Task instructions
The lines to return are those below that contain the word "JSON".
*** Begin section ***
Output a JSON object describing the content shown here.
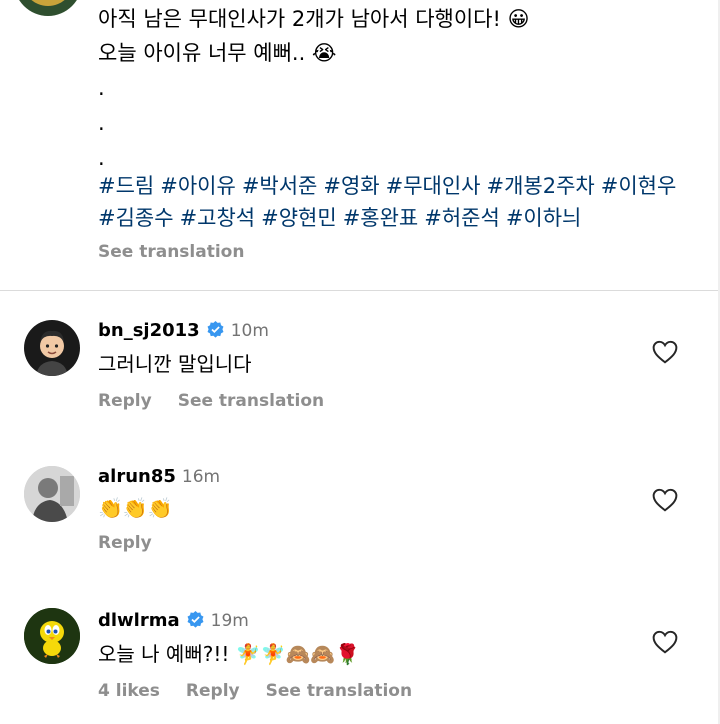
{
  "caption": {
    "line1": "아직 남은 무대인사가 2개가 남아서 다행이다! 😀",
    "line2": "오늘 아이유 너무 예뻐.. 😭",
    "dots": [
      ".",
      ".",
      "."
    ],
    "hashtags_row1": [
      "#드림",
      "#아이유",
      "#박서준",
      "#영화",
      "#무대인사",
      "#개봉2주차",
      "#이현우"
    ],
    "hashtags_row2": [
      "#김종수",
      "#고창석",
      "#양현민",
      "#홍완표",
      "#허준석",
      "#이하늬"
    ],
    "see_translation": "See translation"
  },
  "comments": [
    {
      "username": "bn_sj2013",
      "verified": true,
      "time": "10m",
      "text": "그러니깐 말입니다",
      "actions": [
        "Reply",
        "See translation"
      ]
    },
    {
      "username": "alrun85",
      "verified": false,
      "time": "16m",
      "text": "👏👏👏",
      "actions": [
        "Reply"
      ]
    },
    {
      "username": "dlwlrma",
      "verified": true,
      "time": "19m",
      "text": "오늘 나 예뻐?!! 🧚🧚🙈🙈🌹",
      "actions": [
        "4 likes",
        "Reply",
        "See translation"
      ]
    }
  ],
  "icons": {
    "like": "heart-outline-icon",
    "verified": "verified-badge-icon"
  },
  "colors": {
    "hashtag": "#00376b",
    "secondary": "#8e8e8e",
    "verified": "#3897f0"
  }
}
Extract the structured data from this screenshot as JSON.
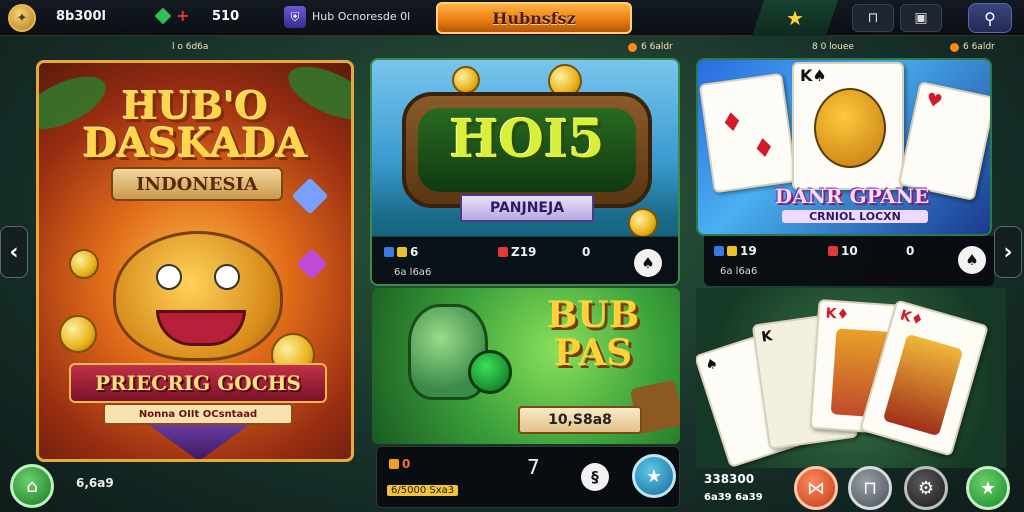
{
  "topbar": {
    "balance": "8b300l",
    "count": "510",
    "channel": "Hub Ocnoresde 0l",
    "brand": "Hubnsfsz",
    "avatar_icon": "crest-icon",
    "colors": {
      "brand": "#e97a10",
      "gem": "#2fbf55",
      "star": "#ffd23a"
    }
  },
  "section_labels": [
    "l o 6d6a",
    "6 6aldr",
    "8 0 louee",
    "6 6aldr"
  ],
  "card1": {
    "title_line1": "HUB'O",
    "title_line2": "DASKADA",
    "banner": "INDONESIA",
    "ribbon": "PRIECRIG GOCHS",
    "ribbon_sub": "Nonna OIIt OCsntaad"
  },
  "card2": {
    "title": "HOI5",
    "banner": "PANJNEJA",
    "stat_a": "6",
    "stat_b": "Z19",
    "stat_c": "0",
    "sub": "6a l6a6"
  },
  "card3": {
    "title_line1": "BUB",
    "title_line2": "PAS",
    "value": "10,S8a8",
    "stat_a": "0",
    "stat_b": "7",
    "sub": "6/5000 Sxa3"
  },
  "card4": {
    "title": "DANR GPANE",
    "subtitle": "CRNIOL LOCXN",
    "stat_a": "19",
    "stat_b": "10",
    "stat_c": "0",
    "sub": "6a l6a6"
  },
  "card5": {
    "stat_a": "338300",
    "sub": "6a39 6a39"
  },
  "home": {
    "balance": "6,6a9"
  },
  "nav": {
    "prev": "‹",
    "next": "›"
  }
}
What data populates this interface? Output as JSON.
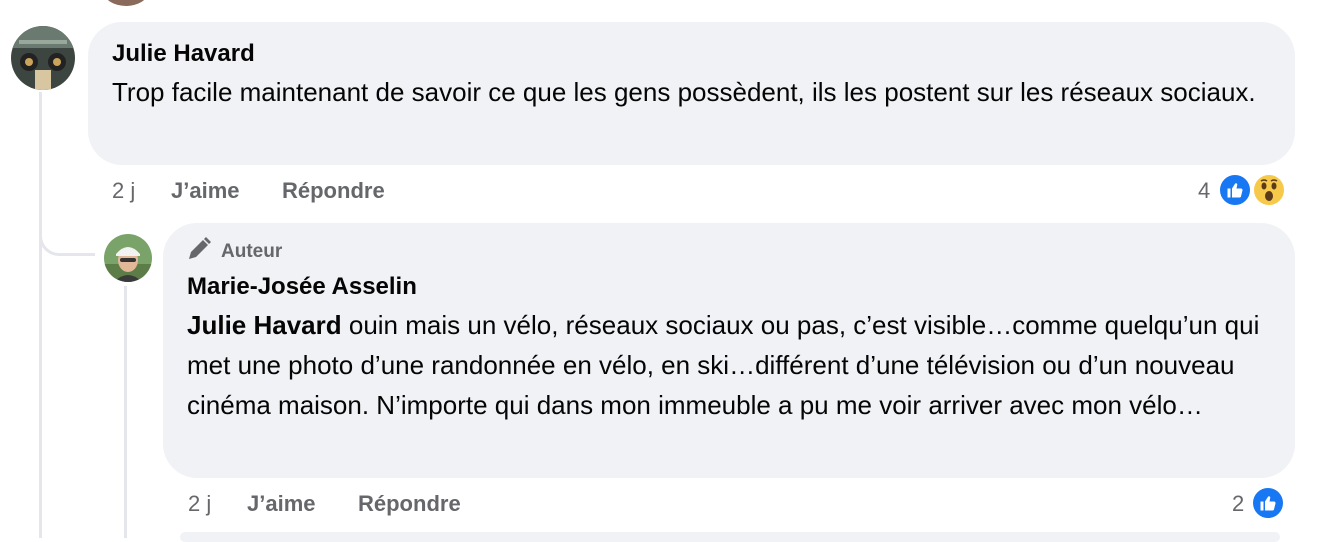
{
  "comment1": {
    "author": "Julie Havard",
    "text": "Trop facile maintenant de savoir ce que les gens possèdent, ils les postent sur les réseaux sociaux.",
    "time": "2 j",
    "like_label": "J’aime",
    "reply_label": "Répondre",
    "reaction_count": "4",
    "reactions": [
      "like-icon",
      "wow-icon"
    ]
  },
  "comment2": {
    "badge_label": "Auteur",
    "author": "Marie-Josée Asselin",
    "mention": "Julie Havard",
    "text": " ouin mais un vélo, réseaux sociaux ou pas, c’est visible…comme quelqu’un qui met une photo d’une randonnée en vélo, en ski…différent d’une télévision ou d’un nouveau cinéma maison. N’importe qui dans mon immeuble a pu me voir arriver avec mon vélo…",
    "time": "2 j",
    "like_label": "J’aime",
    "reply_label": "Répondre",
    "reaction_count": "2",
    "reactions": [
      "like-icon"
    ]
  },
  "colors": {
    "bubble": "#f0f2f5",
    "meta_text": "#65676b",
    "like_blue": "#1877f2",
    "wow_yellow": "#f7c94a"
  }
}
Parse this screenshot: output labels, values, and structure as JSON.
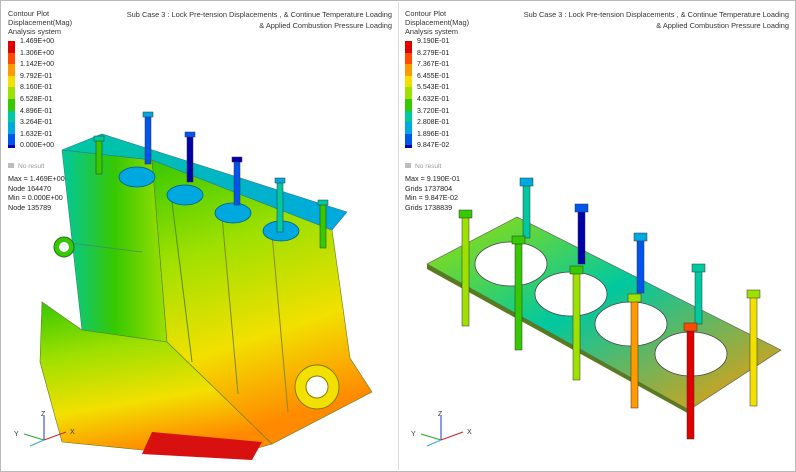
{
  "left_pane": {
    "title_lines": [
      "Contour Plot",
      "Displacement(Mag)",
      "Analysis system"
    ],
    "subcase_lines": [
      "Sub Case 3 : Lock Pre-tension Displacements , & Continue Temperature Loading",
      "& Applied Combustion Pressure Loading"
    ],
    "legend_values": [
      "1.469E+00",
      "1.306E+00",
      "1.142E+00",
      "9.792E-01",
      "8.160E-01",
      "6.528E-01",
      "4.896E-01",
      "3.264E-01",
      "1.632E-01",
      "0.000E+00"
    ],
    "no_result": "No result",
    "stats": [
      "Max = 1.469E+00",
      "Node 164470",
      "Min = 0.000E+00",
      "Node 135789"
    ]
  },
  "right_pane": {
    "title_lines": [
      "Contour Plot",
      "Displacement(Mag)",
      "Analysis system"
    ],
    "subcase_lines": [
      "Sub Case 3 : Lock Pre-tension Displacements , & Continue Temperature Loading",
      "& Applied Combustion Pressure Loading"
    ],
    "legend_values": [
      "9.190E-01",
      "8.279E-01",
      "7.367E-01",
      "6.455E-01",
      "5.543E-01",
      "4.632E-01",
      "3.720E-01",
      "2.808E-01",
      "1.896E-01",
      "9.847E-02"
    ],
    "no_result": "No result",
    "stats": [
      "Max = 9.190E-01",
      "Grids 1737804",
      "Min = 9.847E-02",
      "Grids 1738839"
    ]
  },
  "legend_colors": [
    "#e00000",
    "#ff4a00",
    "#ff9a00",
    "#f2e000",
    "#9ee000",
    "#36c800",
    "#00c8a0",
    "#00a8e0",
    "#0055ee",
    "#0000aa"
  ],
  "axis_labels": {
    "x": "X",
    "y": "Y",
    "z": "Z"
  }
}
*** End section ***
Reply
Output a JSON object describing the content shown here.
Extract the structured data from this screenshot as JSON.
What data populates this interface? Output as JSON.
Parse this screenshot: output labels, values, and structure as JSON.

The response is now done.